Security agencies in Kaduna State are investigating fresh calls by a group to cause mayhem in protest against results of the recent elections in the state
The peace achieved after the post election violence that claimed the lives of hundreds of people and properties worth billions of Naira in some parts of the North is still threatened. Last week, an audio record of one Islamic cleric in Zaria, Kaduna State, laden with hate messages and a call to arms against non Muslims and some chieftains of the People’s Democratic Party, PDP, who are resident in Kaduna State, was discovered being circulated. In the recording, the Islamic cleric claimed that he and his comrades were determined to avenge the injustices done them in the elections. He claimed that the crisis in Kafanchan and the return of Patrick Yakowa as the state governor were injustices against Muslims.
The circulation of the CD, in the state has left many people feeling unsafe, especially as the last crisis took the security operatives more than three days to quell. Some prominent indigenes of the state have spoken against the danger of allowing another bloodletting.
Emmanuel Kure, a prominent pastor and founder of the Throne Room Trust Ministry, who listened to the tape, is one of such persons. He said religious violence was capable of destabilising not only the north, but the entire country.
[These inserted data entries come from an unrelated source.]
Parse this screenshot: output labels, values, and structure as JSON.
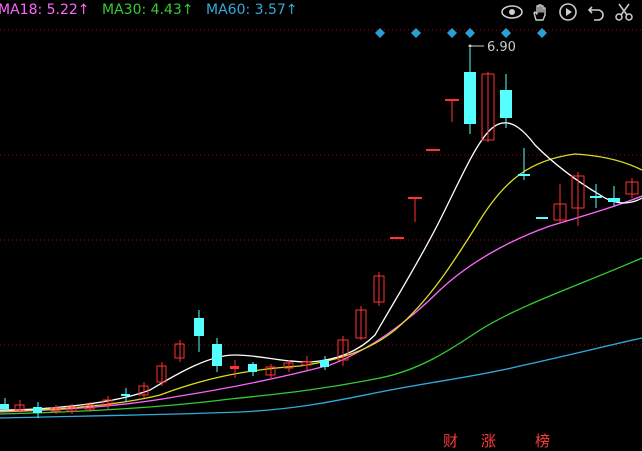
{
  "legend": {
    "ma18_label": "MA18: 5.22↑",
    "ma30_label": "MA30: 4.43↑",
    "ma60_label": "MA60: 3.57↑"
  },
  "colors": {
    "ma18": "#ff66ff",
    "ma30": "#33cc33",
    "ma60": "#33aadd",
    "up": "#ff3333",
    "down": "#55ffff",
    "gridline": "#b00000"
  },
  "high_marker": "6.90",
  "toolbar": {
    "icons": [
      "eye-icon",
      "hand-icon",
      "play-icon",
      "undo-icon",
      "scissors-icon"
    ]
  },
  "bottom_tags": [
    "财",
    "涨",
    "榜"
  ]
}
Kure, who witnessed the violence in Kafanchan where he comes from, said he was disturbed after listening to the tape. The tape was produced in Zaria between April 29 and 30, this year with the intention of mobilising Islamic fundamentalists to unleash another round of violence on the state.
He advised security agencies not to dismiss its content as an empty threat because the producers of the tape were determined to actualise everything they said in it. The tape was specific on individuals and groups whose lives were at stake. Even students of some higher institutions were also mentioned as targets. The group also pronounced Fatwa (a sanction for killing) on some prominent politicians in the state.
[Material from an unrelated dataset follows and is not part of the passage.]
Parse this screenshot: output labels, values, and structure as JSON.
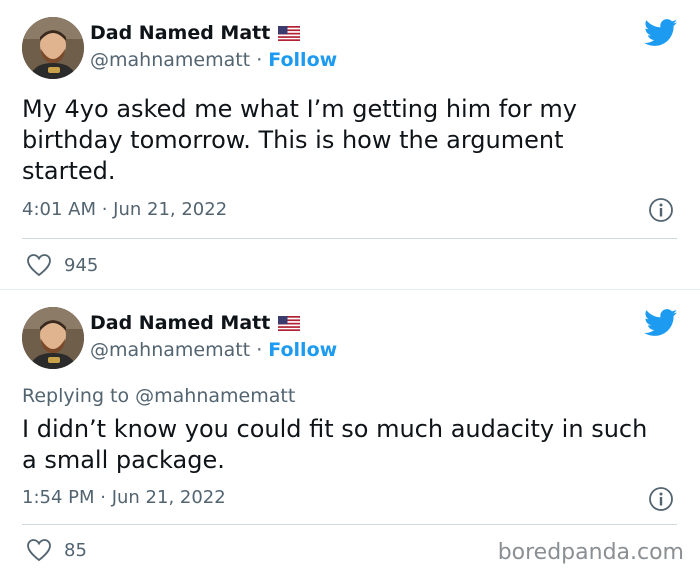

Kure revealed that apart from the recent Kaduna mayhem, he has survived so many of such violence, which claimed the lives of some members of his close family. “Having experienced this latest violence in Kafanchan, my fear that another plan was being hatched to destabilise the state should not be dismissed as crying wolf.” He said the failure of the Congress for Progressive Change, CPC, to win the presidential election was just answered prayers for some Muslim fundamentalists who were anxiously waiting for any opportunity to settle old scores.
Christians and Muslims in Kafanchan have had a long history of adversarial relationship over the leaderships of Jema’a Emirate. The problem started during the colonial era when the Emir of Jema’a was banished from Gidan Waya to Madakiya and then to Kafanchan for an undisclosed sin he committed against the colonial authorities. Kafanchan, where he was banished to, was not part of the conquered territory of the Hausa/Fulani jihadists. After independence in 1960, the Sardauna of Sokoto restored the banished emir to his position but failed to return him to Gidan Waya where he belonged, thereby making him king over other chiefs and tribes in a place where he was supposed to just serve his punishment. So, the question of who controls Kafanchan politically and who is minority or majority ethnic group has now become the fallout of that decision.
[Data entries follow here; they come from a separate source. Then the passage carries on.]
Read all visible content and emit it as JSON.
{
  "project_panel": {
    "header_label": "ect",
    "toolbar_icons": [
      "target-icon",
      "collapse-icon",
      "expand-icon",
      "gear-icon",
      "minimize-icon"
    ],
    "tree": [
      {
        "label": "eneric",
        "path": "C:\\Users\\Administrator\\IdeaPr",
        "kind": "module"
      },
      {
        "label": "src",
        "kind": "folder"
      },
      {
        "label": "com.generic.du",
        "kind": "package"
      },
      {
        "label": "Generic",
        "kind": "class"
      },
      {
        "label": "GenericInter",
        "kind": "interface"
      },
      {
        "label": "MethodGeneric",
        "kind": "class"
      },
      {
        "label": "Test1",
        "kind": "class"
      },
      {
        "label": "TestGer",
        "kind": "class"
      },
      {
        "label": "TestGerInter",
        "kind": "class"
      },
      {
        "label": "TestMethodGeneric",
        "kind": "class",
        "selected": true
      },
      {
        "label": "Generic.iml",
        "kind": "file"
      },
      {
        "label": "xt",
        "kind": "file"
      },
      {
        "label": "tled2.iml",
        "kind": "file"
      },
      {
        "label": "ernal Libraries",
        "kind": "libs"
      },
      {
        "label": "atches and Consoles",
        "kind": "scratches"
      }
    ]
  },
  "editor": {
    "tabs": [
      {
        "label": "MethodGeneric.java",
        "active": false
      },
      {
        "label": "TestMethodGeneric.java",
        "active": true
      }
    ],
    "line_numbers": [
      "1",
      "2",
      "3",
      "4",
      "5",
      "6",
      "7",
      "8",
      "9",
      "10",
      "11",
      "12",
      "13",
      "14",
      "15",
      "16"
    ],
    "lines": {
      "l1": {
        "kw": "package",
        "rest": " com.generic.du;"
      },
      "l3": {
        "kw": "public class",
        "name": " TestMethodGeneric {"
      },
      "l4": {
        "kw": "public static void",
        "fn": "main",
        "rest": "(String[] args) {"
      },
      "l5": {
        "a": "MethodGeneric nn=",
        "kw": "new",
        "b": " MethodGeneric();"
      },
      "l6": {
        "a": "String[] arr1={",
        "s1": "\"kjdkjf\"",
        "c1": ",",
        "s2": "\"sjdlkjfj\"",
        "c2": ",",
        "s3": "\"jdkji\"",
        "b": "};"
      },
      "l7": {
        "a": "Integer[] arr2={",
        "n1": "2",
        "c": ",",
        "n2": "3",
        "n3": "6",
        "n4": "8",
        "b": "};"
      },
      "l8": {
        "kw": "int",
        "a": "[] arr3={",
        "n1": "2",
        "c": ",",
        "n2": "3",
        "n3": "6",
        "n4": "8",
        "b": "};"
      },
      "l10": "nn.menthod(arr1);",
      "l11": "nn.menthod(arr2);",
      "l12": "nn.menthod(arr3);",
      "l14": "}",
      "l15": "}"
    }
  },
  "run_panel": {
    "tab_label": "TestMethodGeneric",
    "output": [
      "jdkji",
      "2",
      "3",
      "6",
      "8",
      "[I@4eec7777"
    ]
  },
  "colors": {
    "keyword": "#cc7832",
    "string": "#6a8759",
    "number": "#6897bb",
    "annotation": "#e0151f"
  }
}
But Kure believes it is not a problem that has defied logical solution as long as both sides would agree to tell the truth. He said a meeting of stakeholders should be constituted to address the situation in order to find a solution to the problem.
Abdulhamid Umar, an Islamic lecturer with the Jigawa State College of Education, believes in that strategy also. He said bringing both Christian and Muslim clerics to the roundtable would help achieve and sustain peace and cohesion between the two followers of these religions.
He said though he has not listened to the contents of the audio CD, he was sure that no true Muslim could engage in such an act because calling people to arms against other innocent people was un-Islamic. Even the use of vulgar language completely disqualifies one from being called a Muslim, he noted and blamed the incessant crises in the north to charlatans who assume knowledge which they don’t have.
Reuben Buhari, senior special adviser to the governor of Kaduna State on media, told Newswatch that the state government had also seen the CD and passed it to the police who were already trying to unmask those behind the recording.
But when Newswatch contacted Olusola Amore, force public relations officer, last Tuesday, he feigned ignorance about the existence of such an audio recording. He, however, requested Newswatch reporter to call back to enable him establish the veracity of such information from the Kaduna State police command. But after putting several calls to his phone, he neither picked nor returned the call